Outgoing WASA President Tola Sunmonu To Give 2016 Graduation Speech
The entire 2016-2017 WASA Executive Board is thrilled to announce that our outgoing President, Tola Sunmonu has been selected to be a graduation speaker for the Wharton MBA Class of 2016. In just a few days, Tola will share her thoughts with the entire Wharton community in what we know will be a phenomenal speech. We connected with Tola for a Question & Answer to gain some insight into her Wharton experience and her future goals.
What are the top 3 lessons you learned this past year as WASA President?
- One of my biggest lessons is around the importance of relationships. I have learned that the best way to manage people is by understanding them deeply, i.e. what motivates them, what are they going through right now and how does it impact their work and how can I be supportive.
- I learned the importance of being a community builder. It is something that I have seen that is very innate in some other student leaders and something that I am working on. It’s amazing the things that happen once a strong community has been created.
- I’ve also learned the importance of learning from failures rather than being crippled by them. It is so important to be honest not only with your team but also with yourself so you can course correct quickly.
What was the highlight of your year as President of WASA?

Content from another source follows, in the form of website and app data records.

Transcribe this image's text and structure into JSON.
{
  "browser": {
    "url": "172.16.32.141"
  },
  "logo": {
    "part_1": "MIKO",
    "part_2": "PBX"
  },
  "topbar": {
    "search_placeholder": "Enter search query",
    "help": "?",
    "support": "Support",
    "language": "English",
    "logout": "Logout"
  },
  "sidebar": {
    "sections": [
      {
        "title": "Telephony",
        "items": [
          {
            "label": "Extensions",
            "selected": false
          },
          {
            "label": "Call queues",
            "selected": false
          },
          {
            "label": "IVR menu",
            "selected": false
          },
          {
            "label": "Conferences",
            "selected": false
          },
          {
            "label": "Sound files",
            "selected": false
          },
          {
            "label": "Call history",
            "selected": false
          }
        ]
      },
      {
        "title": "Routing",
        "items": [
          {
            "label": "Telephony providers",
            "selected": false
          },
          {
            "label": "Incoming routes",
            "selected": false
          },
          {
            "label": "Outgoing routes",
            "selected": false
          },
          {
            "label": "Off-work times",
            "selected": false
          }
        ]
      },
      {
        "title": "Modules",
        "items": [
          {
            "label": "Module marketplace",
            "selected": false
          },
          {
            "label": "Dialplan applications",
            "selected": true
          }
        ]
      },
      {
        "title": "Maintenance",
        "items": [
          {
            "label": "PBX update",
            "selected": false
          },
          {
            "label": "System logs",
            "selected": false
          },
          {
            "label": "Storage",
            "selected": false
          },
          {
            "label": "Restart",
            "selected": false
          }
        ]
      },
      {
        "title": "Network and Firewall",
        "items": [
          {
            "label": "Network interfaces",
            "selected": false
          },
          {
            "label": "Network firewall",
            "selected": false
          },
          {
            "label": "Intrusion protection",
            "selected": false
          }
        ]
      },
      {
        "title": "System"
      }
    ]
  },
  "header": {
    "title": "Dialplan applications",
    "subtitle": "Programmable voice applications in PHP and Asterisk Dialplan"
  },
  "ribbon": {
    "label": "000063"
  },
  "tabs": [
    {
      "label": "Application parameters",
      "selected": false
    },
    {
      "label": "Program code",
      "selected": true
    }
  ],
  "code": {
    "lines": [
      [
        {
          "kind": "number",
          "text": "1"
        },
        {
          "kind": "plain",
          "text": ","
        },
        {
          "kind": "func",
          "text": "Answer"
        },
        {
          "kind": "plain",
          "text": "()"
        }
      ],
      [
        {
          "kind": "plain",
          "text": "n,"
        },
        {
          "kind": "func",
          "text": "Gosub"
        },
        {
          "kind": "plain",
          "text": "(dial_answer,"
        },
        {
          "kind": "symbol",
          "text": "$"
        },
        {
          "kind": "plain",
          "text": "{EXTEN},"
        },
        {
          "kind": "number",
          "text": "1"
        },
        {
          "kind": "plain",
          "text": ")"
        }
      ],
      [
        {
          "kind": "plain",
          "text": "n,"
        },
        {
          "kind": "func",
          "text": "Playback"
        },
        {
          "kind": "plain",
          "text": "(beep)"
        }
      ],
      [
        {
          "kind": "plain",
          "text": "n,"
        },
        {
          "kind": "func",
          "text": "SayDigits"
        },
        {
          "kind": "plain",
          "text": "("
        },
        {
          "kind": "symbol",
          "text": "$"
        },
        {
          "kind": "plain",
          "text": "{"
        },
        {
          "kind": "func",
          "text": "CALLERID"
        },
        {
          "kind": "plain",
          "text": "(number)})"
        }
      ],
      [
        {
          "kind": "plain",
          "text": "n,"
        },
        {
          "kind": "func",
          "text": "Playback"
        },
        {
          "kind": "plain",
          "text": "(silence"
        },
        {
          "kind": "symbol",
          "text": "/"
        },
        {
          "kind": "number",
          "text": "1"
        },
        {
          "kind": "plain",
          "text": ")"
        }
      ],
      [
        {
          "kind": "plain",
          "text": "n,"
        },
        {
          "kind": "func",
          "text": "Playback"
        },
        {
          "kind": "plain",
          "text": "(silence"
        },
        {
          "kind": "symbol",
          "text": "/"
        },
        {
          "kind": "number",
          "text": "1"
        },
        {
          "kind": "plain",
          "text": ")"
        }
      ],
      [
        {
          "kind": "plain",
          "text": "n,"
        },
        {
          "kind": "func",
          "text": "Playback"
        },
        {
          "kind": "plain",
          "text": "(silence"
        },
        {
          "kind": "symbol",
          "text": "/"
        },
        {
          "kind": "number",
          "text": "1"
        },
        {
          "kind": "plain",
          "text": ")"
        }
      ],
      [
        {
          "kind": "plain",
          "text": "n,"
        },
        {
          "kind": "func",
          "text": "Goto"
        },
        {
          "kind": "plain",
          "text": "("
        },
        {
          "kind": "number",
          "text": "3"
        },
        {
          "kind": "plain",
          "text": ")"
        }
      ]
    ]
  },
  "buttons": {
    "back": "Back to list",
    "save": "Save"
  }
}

There are so many! One of our goals this year was to build a better brand for WASA on campus. Two memories stand out to me – one is seeing the dance floor packed during the WASA Afrobeats party, which is the first one we had ever done. The second was seeing standing-room only spaces during WASA lunch and learns because people in the Wharton community were so eager to participate in our programming.
What was the biggest challenge you faced during your presidency?
The WASA team is so passionate and everyone wants to do good work so as a result there are a lot of moving pieces to handle and stay abreast of. Managing this balancing act was the hardest part of my role.
What are your post-MBA plans (and why was it important to you to go back to Nigeria)?
Post-MBA, my plan is to return to Nigeria to work for Mckinsey as a consultant. Prior to business school, I moved back to Nigeria to work for an agricultural investment company and soon decided that this was where my career would be based. I need to work on issues I feel strongly about. The development of Nigeria is something that I feel very motivated by. So, when I came to Wharton, I only recruited for jobs in Nigeria.
How would you describe the international student community at Wharton in general and specifically for Africans?
The international community at Wharton is a work in progress. This year, I was VP of international students for Wharton’s Graduate Association. I got the opportunity to work on issues as they relate to international students. There is a lot of room for improvement in terms of making sure that there is an increase in international content taught in the classroom to ensure that the perspectives of international students are drawn out more. However. through international groups, international students are able to gain a deep sense of community which is what I experienced in WASA in both years. WASA has truly been a family, some of my closest friends and fondest memories are from WASA.
Can you describe your commencement speech selection? What was the selection process? How do you feel about being selected? What can attendees look forward to from you in your speech?
I am incredibly honored to have been selected. The process is actually an audition which was really scary! Before I gave the speech, I was anxious because I felt that it wasn’t a ‘typical’ graduation speech. I just wanted to speak my truth and talk about what I have learned here at Wharton. The theme that emerged was the power of vulnerability. I have enjoyed every phase of writing my speech because it has allowed me to reflect deeply on my experience here and how I have evolved in this short time period. I am excited and a little nervous to deliver my speech. but moreover I am so proud of Wharton for giving me the opportunity to speak my truth!